My grandma died ten years ago, and in the three weeks before her death, I found out a family truth that shattered my belief in my grandpa. It is not mine to tell, so I will not share it here. But it is a painful, horrendous thing to lose two people you love in the same stroke. Though my grandpa would go on to live for eight more years, he died in my heart, and I was not able to resurrect him, even though I could (eventually) forgive him.
I bring this personal family story up, because it mirrors a similar reckoning process in Harper Lee’s new novel, Go Set a Watchman. A LOT of people have been distressed over the dark side Lee has revealed to her much-beloved character, Atticus Finch. But the story is realistic and necessary to understanding the complexity of growing up and developing our own interior moral codes.

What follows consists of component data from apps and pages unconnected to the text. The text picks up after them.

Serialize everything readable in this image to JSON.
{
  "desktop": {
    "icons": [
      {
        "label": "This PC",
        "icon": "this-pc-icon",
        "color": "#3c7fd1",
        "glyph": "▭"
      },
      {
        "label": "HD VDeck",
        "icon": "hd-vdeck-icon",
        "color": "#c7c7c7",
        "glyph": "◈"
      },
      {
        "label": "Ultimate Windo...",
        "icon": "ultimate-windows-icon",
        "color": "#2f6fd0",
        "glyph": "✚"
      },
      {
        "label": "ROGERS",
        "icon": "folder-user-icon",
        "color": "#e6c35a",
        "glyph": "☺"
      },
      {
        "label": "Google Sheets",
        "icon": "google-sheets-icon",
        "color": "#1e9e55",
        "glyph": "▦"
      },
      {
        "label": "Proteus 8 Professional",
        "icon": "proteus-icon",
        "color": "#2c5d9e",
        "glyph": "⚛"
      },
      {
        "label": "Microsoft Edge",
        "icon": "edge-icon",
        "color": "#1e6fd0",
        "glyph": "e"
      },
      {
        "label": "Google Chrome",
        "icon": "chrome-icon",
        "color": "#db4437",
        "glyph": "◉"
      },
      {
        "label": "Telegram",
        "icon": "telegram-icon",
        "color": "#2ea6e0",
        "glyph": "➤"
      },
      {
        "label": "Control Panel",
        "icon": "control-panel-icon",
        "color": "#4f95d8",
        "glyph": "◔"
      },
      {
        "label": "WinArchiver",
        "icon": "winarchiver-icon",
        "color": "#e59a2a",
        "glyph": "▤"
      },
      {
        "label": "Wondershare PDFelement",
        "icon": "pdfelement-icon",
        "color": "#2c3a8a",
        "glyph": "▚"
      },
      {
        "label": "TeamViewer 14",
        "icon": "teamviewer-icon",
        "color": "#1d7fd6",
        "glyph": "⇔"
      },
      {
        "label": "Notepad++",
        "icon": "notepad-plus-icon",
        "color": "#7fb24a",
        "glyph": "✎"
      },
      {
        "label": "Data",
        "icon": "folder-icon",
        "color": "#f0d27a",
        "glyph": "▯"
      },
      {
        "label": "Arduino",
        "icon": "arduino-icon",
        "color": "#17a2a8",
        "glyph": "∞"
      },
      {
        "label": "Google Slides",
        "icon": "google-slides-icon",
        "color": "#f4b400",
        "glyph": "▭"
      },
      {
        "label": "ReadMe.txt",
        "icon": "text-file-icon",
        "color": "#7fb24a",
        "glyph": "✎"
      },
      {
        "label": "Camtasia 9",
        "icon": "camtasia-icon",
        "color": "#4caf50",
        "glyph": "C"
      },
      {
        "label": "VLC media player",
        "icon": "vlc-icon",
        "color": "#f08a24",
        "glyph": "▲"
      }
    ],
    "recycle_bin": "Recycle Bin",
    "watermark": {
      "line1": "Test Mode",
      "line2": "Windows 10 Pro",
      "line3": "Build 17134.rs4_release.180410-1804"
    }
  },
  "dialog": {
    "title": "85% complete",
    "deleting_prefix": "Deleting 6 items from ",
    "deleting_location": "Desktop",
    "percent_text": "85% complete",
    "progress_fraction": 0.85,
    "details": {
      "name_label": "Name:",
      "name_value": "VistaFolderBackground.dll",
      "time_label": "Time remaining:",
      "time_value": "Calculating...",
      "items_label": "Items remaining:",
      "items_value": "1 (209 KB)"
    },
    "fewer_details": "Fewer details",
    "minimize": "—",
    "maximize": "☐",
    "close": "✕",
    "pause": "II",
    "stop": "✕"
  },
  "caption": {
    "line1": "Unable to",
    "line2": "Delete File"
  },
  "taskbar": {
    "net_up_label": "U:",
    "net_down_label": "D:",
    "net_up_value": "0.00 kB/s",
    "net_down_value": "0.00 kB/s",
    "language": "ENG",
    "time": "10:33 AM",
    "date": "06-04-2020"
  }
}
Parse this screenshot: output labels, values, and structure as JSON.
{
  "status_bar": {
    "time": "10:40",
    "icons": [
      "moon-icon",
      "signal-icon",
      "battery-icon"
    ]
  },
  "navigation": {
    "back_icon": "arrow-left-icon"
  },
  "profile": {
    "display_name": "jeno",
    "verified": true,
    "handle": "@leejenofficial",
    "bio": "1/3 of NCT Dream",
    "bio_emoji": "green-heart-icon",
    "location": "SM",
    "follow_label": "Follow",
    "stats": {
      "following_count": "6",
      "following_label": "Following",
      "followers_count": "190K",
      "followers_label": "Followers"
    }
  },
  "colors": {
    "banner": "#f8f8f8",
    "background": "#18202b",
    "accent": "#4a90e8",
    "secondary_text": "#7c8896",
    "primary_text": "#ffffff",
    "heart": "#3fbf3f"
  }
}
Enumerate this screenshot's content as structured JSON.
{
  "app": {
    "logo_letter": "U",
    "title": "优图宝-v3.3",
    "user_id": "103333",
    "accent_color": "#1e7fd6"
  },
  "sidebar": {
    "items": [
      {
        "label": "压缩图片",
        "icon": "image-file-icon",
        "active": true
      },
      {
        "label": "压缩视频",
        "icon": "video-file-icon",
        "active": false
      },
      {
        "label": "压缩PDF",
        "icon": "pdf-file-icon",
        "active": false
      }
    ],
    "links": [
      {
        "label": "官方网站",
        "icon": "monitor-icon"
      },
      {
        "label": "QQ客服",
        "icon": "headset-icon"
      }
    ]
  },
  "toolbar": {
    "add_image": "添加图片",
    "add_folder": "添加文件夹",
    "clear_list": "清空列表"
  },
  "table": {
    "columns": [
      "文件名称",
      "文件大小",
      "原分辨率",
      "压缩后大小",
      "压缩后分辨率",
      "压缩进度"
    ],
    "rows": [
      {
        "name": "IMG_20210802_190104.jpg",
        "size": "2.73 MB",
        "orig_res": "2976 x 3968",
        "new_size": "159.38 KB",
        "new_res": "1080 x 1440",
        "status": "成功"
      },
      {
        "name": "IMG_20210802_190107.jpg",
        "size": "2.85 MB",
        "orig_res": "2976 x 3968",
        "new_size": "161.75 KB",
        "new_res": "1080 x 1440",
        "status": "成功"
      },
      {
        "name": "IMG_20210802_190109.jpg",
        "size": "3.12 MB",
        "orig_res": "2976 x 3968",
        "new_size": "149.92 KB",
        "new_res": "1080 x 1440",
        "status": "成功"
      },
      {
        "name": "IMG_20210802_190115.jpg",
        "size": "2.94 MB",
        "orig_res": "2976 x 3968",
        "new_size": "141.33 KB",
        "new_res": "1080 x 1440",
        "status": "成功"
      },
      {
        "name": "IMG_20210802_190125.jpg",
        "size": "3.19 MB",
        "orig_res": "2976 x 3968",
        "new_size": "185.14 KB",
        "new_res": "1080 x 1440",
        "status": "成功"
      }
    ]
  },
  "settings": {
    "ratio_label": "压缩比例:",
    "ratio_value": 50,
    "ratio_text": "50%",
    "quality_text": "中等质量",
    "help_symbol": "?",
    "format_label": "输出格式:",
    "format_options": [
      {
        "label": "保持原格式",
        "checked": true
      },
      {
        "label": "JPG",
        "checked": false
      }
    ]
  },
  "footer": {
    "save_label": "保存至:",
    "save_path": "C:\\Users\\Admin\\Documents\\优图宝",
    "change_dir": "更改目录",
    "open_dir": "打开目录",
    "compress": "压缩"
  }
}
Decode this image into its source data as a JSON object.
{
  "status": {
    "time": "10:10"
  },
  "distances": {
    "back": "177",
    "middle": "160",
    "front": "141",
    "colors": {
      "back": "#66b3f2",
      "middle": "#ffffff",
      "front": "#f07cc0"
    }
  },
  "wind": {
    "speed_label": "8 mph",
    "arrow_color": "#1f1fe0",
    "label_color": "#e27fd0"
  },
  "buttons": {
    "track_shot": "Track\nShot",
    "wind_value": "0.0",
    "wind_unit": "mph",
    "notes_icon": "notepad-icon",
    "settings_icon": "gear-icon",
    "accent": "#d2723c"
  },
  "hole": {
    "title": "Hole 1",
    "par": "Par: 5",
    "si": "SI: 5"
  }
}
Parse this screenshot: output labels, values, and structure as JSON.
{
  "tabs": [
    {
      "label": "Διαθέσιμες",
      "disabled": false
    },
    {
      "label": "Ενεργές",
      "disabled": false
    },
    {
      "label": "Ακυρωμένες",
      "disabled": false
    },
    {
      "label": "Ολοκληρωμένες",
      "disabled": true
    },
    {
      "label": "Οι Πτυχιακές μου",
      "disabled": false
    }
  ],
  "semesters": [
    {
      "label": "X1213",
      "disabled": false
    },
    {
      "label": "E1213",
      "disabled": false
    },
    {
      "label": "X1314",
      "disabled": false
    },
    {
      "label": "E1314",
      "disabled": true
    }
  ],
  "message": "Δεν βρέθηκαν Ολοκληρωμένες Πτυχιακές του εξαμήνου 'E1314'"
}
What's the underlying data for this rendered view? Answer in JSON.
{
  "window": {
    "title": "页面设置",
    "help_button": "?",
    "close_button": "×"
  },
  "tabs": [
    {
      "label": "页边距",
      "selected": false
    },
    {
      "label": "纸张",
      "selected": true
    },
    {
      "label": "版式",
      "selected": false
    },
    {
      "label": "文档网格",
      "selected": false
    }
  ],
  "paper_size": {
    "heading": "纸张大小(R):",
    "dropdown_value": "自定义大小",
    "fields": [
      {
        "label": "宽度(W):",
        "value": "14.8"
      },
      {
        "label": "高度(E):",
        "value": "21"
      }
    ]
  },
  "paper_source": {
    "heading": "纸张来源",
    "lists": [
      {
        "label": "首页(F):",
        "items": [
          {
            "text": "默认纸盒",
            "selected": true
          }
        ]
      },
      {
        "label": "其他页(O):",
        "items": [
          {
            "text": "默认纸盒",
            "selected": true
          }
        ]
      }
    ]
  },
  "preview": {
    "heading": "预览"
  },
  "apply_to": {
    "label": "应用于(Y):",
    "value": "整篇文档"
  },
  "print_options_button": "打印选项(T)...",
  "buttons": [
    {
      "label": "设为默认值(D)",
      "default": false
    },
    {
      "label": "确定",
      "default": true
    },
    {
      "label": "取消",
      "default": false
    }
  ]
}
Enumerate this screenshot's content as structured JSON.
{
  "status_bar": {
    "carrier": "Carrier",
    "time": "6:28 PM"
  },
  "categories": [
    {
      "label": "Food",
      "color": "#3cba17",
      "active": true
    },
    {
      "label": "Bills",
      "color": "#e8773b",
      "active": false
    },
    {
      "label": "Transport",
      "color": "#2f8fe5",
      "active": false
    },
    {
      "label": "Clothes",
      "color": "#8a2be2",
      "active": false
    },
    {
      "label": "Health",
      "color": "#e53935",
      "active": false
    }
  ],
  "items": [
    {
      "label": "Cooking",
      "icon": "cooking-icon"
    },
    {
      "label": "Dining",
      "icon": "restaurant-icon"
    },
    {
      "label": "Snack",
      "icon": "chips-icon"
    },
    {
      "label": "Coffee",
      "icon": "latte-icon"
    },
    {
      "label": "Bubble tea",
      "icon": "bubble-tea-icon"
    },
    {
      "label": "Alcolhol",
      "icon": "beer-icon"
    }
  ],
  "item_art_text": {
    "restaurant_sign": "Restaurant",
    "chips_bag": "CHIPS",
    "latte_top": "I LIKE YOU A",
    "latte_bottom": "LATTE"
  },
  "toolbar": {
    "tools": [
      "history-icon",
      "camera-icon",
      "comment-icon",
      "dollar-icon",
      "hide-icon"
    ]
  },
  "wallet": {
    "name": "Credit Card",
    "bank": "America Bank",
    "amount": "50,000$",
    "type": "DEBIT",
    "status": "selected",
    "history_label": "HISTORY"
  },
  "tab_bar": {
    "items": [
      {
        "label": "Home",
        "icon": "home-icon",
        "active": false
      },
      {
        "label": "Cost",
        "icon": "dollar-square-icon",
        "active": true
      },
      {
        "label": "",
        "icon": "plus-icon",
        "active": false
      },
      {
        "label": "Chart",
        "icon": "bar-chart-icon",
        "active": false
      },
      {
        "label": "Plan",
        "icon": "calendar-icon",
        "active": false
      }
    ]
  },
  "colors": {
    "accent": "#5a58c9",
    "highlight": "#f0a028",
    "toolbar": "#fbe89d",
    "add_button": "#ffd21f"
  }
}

I won’t spoil the story by giving anything away, but Lee’s portrayal of a young adult Jean Louise Finch and the incredible pain she experiences when she has to deal with her tin-god vision of Atticus and the real man who exists in her life is powerful and poignant. It is, I imagine, an incredibly similar process you may go through when you read this book, especially if you idolized Atticus Finch. But the frankness with which Lee approaches this narrative is important, for it brings up the complexities of racism in a different way than is depicted in To Kill a Mockingbird. I wrote on someone’s Facebook page, “This is not the novel we wanted, but I believe this is the novel we need.” While the writing lacks some of the fluidity of TKAM, it is still a worthy read, and one to which I will return in the years to come.